Saturday, February 27, 2010

Rachael Ray Shares Her Exercise Secrets

No wonder Rachael Ray looks so fantastic and fit. The syndicated TV host is several sizes smaller and brimming with energy.

"I started running 3½ miles every morning after throat surgery to remove a cyst last year," Ray, sipping on a beer, tells PEOPLE at the Amstel Light Burger Bash she hosted Thursday during the South Beach Wine & Food Festival at the Ritz-Carlton. "The gym used to be my adversary. But that has all changed. Now, I look forward to it every morning."

Never one to rise early, Ray, 41, looking hot in jeans and sexy sandals, is ready to rip at 5:50 a.m., and even earlier if she has a TV appearance before her own New York-based talk show.

She spends about 30 minutes running, then heads for the gym for 45-60 more minutes of elliptical training before choosing from a circuit of machines.

"I look forward to this workout every morning but Sunday," says Ray, who is using the David Barton gym while in South Beach with her lawyer-musician husband John Cusimano. "I listen to my iPod and discovered I think much clearer now."

Smaller Clothes

Ray also noticed that her body has changed and she wears clothes several sizes smaller. "Since I never get on a scale, I have no idea how much weight I’ve lost!" she says with a laugh.

Busy seven days a week, Ray says her show and magazine are healthy and thriving because she offers suggestions that "normal people" can relate to in a challenging economy. And she is maternally satisfied with her dog Isaboo. Having children is not in the cards.

"There are no kids on the horizon for John and me," she tells PEOPLE. "I do 280 episodes of TV a year, write 15 recipes for the magazine [Every Day with Rachael Ray], and publish an annual book. With all of that, we try to get one weekend a month with Isaboo at our home in the Adirondacks to relax and recharge. It would be selfish of me to bring children into the world."

Instead, Ray is active in her 3-year-old charity Yum-o, an organization that empowers kids and their families to engage healthy relationships with food and cooking.
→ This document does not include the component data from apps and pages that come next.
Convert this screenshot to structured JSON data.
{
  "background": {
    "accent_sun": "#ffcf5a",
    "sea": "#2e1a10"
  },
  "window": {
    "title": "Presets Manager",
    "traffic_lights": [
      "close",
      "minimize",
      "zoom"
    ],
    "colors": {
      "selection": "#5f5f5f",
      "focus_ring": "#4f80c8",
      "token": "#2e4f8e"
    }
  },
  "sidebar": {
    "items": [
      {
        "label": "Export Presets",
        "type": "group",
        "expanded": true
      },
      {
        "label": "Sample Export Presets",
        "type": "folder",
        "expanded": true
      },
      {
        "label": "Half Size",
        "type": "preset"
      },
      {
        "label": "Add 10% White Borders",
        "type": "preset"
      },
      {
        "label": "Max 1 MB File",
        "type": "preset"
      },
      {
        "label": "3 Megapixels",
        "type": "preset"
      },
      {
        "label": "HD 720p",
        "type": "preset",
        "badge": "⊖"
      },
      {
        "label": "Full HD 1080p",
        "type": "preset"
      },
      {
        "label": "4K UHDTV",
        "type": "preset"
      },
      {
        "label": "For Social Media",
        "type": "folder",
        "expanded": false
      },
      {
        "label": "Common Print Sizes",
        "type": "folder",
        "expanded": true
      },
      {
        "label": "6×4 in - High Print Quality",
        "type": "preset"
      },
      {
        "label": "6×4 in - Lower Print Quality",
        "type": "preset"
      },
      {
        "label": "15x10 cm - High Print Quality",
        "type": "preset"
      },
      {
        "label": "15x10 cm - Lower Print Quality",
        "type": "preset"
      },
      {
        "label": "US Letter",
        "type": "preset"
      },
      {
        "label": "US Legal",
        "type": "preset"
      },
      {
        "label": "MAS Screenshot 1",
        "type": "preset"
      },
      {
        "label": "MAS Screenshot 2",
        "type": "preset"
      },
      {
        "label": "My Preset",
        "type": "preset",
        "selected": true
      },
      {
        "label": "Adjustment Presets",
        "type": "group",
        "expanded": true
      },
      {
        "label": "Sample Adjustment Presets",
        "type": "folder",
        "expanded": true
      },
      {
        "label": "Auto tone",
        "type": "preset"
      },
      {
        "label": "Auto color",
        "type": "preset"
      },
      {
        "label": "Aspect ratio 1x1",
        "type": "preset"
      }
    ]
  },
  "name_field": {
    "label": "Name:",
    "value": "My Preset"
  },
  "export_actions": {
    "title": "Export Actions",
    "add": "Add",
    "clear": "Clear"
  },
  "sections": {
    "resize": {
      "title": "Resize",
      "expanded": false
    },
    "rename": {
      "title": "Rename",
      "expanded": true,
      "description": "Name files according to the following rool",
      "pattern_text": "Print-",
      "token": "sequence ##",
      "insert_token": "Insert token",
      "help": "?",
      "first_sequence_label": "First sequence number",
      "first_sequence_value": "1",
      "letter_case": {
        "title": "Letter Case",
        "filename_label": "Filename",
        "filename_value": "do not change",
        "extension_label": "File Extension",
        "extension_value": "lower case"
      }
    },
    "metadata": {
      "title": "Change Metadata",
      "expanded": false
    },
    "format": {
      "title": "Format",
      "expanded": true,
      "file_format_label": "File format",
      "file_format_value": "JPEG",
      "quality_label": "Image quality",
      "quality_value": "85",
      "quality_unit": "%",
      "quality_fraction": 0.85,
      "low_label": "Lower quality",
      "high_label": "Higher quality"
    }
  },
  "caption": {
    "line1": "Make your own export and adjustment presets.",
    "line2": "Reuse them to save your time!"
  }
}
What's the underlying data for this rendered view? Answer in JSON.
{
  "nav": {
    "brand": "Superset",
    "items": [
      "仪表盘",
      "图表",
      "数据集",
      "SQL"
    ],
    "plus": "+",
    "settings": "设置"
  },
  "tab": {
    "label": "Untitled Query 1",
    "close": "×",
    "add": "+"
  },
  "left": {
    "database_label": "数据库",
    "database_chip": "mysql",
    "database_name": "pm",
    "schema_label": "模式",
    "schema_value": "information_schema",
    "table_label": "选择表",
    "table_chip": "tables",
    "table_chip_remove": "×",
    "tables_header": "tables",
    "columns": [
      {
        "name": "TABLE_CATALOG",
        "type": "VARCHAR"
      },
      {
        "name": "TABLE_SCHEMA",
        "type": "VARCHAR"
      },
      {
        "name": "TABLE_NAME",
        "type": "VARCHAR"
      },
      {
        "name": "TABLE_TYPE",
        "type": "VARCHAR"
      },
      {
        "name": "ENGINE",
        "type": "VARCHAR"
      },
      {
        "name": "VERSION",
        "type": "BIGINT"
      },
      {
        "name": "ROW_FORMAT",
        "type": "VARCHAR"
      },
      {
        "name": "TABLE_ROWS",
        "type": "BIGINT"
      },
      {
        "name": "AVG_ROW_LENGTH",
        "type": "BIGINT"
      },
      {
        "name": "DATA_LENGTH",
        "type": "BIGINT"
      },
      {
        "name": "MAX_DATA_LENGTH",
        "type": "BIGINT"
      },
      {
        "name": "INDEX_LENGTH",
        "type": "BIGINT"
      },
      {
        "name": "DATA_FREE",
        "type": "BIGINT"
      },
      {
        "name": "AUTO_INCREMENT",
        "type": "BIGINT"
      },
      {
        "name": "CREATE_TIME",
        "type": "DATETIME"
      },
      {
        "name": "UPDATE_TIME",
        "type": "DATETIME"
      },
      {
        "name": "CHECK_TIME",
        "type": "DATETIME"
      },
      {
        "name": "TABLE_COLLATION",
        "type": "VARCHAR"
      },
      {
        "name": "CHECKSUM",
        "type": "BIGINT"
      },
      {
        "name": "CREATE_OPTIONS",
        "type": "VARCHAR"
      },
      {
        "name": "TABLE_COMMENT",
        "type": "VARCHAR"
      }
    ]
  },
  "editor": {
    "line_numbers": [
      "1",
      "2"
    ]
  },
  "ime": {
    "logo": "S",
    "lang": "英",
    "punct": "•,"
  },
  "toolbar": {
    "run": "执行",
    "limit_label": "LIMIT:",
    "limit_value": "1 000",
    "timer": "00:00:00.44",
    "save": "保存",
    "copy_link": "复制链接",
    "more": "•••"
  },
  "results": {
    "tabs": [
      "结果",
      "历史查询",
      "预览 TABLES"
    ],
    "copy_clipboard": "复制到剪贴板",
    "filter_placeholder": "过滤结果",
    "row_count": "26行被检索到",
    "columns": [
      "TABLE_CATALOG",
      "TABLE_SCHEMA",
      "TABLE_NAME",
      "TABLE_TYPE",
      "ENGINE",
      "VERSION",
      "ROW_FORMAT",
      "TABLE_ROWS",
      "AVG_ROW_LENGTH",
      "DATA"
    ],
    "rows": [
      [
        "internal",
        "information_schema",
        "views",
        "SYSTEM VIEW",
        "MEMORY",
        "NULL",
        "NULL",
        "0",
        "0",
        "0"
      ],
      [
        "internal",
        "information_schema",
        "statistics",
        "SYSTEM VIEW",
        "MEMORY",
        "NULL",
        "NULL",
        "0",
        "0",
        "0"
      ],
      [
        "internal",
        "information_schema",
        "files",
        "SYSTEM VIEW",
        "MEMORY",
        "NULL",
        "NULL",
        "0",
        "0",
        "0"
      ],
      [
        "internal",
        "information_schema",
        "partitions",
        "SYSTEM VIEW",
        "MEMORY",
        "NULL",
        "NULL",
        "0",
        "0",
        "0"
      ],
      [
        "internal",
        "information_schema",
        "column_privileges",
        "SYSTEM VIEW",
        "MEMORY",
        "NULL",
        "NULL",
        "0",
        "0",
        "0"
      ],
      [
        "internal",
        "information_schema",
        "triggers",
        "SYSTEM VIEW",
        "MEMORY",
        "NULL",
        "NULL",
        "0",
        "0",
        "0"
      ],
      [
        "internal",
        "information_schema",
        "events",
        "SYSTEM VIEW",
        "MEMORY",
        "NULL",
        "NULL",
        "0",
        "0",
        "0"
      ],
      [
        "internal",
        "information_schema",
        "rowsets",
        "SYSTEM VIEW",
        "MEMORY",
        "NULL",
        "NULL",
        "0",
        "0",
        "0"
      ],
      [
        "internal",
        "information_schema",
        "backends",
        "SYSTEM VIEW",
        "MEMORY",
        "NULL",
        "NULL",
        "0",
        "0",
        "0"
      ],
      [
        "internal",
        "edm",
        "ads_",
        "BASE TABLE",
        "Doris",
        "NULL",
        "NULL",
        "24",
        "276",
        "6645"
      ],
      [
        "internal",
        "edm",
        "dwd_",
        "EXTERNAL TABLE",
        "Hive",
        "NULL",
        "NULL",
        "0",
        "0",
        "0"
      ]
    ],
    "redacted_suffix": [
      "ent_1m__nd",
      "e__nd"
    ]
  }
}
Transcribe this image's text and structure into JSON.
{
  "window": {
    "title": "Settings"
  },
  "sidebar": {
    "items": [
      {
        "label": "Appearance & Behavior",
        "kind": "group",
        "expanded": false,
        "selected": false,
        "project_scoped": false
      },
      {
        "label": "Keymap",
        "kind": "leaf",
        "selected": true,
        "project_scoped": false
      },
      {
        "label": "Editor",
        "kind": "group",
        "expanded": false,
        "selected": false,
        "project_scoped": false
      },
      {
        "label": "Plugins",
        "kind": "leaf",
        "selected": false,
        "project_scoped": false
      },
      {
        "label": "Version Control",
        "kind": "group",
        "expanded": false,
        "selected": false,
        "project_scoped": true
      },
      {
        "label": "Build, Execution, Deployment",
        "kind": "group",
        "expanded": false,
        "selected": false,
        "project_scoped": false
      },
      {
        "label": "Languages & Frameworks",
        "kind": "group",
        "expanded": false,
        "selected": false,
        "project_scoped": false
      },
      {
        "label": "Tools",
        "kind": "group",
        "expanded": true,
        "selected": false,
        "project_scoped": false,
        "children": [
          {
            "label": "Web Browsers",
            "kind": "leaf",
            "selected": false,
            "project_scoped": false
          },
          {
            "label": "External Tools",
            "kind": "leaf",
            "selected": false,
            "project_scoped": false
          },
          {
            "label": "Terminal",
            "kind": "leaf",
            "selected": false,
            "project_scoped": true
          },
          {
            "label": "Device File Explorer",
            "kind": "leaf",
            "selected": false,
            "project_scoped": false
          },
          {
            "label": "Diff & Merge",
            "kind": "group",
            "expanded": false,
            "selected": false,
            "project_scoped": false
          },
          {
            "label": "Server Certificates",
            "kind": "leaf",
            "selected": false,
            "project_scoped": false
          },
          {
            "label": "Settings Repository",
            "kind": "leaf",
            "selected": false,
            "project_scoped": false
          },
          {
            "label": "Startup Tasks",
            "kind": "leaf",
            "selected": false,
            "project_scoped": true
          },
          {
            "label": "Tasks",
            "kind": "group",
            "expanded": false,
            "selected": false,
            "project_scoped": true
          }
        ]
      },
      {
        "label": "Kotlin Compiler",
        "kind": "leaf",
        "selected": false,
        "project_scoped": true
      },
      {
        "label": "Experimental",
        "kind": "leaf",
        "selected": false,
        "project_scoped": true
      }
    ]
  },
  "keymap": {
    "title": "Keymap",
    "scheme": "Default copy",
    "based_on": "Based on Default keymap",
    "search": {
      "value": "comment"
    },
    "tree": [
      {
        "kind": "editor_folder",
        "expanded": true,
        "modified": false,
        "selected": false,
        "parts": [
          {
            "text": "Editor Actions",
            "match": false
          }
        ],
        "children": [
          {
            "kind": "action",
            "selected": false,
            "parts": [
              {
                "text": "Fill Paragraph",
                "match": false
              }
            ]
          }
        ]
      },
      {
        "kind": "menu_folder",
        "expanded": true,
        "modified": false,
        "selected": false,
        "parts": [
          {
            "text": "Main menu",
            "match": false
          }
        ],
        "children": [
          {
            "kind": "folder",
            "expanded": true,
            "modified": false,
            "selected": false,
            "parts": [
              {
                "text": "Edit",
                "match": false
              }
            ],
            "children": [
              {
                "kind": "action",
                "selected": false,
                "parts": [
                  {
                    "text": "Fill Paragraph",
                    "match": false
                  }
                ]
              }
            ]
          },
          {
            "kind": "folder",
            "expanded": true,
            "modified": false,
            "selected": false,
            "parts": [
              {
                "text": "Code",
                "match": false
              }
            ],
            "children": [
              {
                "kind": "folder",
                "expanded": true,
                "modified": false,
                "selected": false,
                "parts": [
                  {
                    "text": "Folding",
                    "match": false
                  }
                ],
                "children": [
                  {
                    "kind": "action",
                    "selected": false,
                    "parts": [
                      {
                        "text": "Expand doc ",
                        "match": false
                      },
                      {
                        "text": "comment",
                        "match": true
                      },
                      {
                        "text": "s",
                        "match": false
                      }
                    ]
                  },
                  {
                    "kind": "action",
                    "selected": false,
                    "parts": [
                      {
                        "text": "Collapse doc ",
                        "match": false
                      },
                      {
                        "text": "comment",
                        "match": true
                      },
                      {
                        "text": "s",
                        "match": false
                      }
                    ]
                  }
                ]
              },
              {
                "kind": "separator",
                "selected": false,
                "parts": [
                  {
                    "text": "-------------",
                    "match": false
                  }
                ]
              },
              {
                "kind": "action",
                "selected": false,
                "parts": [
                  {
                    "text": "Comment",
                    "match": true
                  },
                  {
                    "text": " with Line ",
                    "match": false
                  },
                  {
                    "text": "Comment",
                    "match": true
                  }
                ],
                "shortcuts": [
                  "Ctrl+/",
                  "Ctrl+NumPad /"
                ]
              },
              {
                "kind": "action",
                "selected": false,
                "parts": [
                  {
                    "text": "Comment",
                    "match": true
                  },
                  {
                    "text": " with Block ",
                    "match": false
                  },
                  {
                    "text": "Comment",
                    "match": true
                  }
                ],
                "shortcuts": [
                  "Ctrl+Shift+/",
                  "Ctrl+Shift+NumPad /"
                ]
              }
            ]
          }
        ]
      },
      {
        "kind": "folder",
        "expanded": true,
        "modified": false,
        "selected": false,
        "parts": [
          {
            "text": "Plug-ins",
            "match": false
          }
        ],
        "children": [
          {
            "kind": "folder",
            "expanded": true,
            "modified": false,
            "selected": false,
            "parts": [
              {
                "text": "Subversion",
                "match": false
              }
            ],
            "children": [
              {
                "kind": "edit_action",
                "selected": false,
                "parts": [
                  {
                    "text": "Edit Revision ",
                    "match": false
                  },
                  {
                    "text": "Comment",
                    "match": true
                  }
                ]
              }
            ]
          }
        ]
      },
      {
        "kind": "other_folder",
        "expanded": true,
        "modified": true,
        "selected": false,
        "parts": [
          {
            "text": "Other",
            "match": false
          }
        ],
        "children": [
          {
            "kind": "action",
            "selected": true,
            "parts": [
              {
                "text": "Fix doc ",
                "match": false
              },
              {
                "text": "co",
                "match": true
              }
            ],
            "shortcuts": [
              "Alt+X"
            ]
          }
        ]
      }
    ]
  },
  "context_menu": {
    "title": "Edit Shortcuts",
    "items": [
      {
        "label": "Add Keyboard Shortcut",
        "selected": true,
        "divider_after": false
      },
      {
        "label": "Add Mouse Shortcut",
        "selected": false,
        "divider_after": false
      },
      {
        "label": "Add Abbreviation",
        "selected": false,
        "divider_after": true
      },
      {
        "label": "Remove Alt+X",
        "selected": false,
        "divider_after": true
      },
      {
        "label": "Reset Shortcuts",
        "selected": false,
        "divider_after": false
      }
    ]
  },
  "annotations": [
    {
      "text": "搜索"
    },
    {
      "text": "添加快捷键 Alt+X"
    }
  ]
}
"Between my charity and my staff members kids and dogs, who come to work with them, I get all the fulfillment I need!"